Propagating Nymphaea nouchali var. caerulea
The easiest method of propagation is division. Plants may be
left in place for two years, but pot grown plants are best
lifted, divided and planted in fresh soil each year for good
results. The plants are best lifted and divided just before new
growth commences in the spring (August). Pull or cut the fleshy
roots (rhizomes) apart and replant immediately in fresh soil
mixture. Each new plant should have at least one bud at the tip
of the rhizome.
The blue water lily may be grown from seed, but this requires
patience, for the plants take 3 to 4 years to flower. It is
difficult to collect the seed, because the seed pods burst
without much warning and the seeds disperse and sink quite soon.
A common practice is to tie a muslin bag around the ripening
pod. In this way after it bursts, the seeds cannot float away.

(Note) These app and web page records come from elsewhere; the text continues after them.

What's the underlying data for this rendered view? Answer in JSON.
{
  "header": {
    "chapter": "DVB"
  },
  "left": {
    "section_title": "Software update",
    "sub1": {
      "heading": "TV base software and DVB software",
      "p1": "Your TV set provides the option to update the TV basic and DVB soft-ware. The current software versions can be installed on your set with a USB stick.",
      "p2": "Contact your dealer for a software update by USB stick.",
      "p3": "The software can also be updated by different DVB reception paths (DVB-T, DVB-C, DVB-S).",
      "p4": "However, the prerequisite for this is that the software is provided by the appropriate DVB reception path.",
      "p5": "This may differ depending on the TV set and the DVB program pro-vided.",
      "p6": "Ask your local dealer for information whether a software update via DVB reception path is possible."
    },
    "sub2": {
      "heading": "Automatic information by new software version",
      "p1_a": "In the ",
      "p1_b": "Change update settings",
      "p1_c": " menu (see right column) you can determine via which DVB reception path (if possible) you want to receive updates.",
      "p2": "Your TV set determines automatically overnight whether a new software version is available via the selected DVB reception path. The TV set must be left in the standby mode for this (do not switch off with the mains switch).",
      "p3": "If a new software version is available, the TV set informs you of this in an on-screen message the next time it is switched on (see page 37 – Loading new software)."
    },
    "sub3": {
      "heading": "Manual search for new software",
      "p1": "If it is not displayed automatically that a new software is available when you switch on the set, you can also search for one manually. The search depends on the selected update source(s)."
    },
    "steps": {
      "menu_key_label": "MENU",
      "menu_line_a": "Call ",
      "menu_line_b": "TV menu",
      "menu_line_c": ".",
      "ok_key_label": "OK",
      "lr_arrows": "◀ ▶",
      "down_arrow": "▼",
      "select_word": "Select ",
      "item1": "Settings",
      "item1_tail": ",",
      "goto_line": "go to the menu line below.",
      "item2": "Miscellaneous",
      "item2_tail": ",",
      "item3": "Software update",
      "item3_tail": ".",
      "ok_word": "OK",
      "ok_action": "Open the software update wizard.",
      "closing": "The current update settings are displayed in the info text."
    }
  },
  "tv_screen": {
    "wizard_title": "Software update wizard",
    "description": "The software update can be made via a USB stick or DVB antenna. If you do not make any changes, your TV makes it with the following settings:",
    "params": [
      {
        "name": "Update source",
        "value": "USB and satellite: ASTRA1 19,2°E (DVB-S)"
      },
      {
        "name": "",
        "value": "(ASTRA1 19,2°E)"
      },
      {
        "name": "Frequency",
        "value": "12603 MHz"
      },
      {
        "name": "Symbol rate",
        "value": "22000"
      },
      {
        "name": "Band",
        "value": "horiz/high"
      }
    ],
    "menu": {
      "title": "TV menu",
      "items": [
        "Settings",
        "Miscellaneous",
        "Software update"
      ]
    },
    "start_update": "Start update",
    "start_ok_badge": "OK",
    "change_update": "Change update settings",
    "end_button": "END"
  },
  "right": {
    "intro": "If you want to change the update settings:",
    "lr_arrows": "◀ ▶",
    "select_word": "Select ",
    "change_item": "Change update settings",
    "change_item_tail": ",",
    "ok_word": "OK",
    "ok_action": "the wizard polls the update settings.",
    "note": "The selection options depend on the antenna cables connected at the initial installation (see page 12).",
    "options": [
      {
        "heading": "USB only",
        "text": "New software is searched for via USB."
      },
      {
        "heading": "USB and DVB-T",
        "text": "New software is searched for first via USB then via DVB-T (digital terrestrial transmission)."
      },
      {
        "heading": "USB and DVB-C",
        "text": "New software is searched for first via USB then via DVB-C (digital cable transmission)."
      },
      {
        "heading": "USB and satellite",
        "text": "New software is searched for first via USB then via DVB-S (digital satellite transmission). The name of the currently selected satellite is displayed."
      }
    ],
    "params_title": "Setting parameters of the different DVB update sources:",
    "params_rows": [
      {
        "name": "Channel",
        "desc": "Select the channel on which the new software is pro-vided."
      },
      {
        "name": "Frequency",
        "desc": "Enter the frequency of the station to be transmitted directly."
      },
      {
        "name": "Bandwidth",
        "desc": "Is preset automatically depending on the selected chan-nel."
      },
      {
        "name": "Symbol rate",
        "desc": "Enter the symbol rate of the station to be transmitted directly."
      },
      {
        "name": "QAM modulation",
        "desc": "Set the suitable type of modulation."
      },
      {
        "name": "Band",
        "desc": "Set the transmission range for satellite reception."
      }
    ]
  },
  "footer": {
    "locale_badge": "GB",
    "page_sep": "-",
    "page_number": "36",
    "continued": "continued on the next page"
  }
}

The seed can be sown in spring and during summer
(September-January). Finely sieved clean loam soil without any
organic matter or fertiliser is best. Seed should be sown
thinly, covered lightly with soil and then plunged into shallow
water, no deeper than 2.5 cm, and placed in a sunny position.
Germination should take 3-4 weeks The seedlings will look like
fine grass at first, developing true leaves later. When the
first two or three floating leaves appear the seedling should be
pricked out and planted into individual containers and immersed
back in the water. They may be submerged into deeper water and
larger containers as they grow and lengthen.
Arnold, T.H. and De Wet, B.C. (eds), 1993, Plants of Southern
Africa: Names and Distribution. Memoirs of the Botanical Survey
of South Africa No. 62, National Botanical Institute, Pretoria,
Bailey, L.H., 1950, The Standard Cyclopedia of Horticulture,
Volume 2, The Macmillan Company, New York, USA
Batten, Auriol, 1986, Flowers of Southern Africa, Frandsen
Publishers, Johannesburg, South Africa
Leistner, O.A. (ed.), 2000, Seed plants of southern Africa:
families and genera, Strelitzia 10., National Botanical
Proctor, M., Yeo, P. & Lack, A., 1996, The Natural History of
Pollination, Harper Collins Publishers, United Kingdom.
Smith, C.A., 1699, Common Names of South African Plants, Dept.
of Agricultural Technical Services, Botanical Survey Memoir No
35, Government Printer.
Swindells, Philip, 1983, Waterlilies, Croom Helm, United Kingdom
& Timber Press, USA
Verdcourt, B., 1989, Flora of Tropical East Africa, Nymphaeaceae
Author: Cherise Viljoen and Alice Notten
Kirstenbosch National Botanical Garden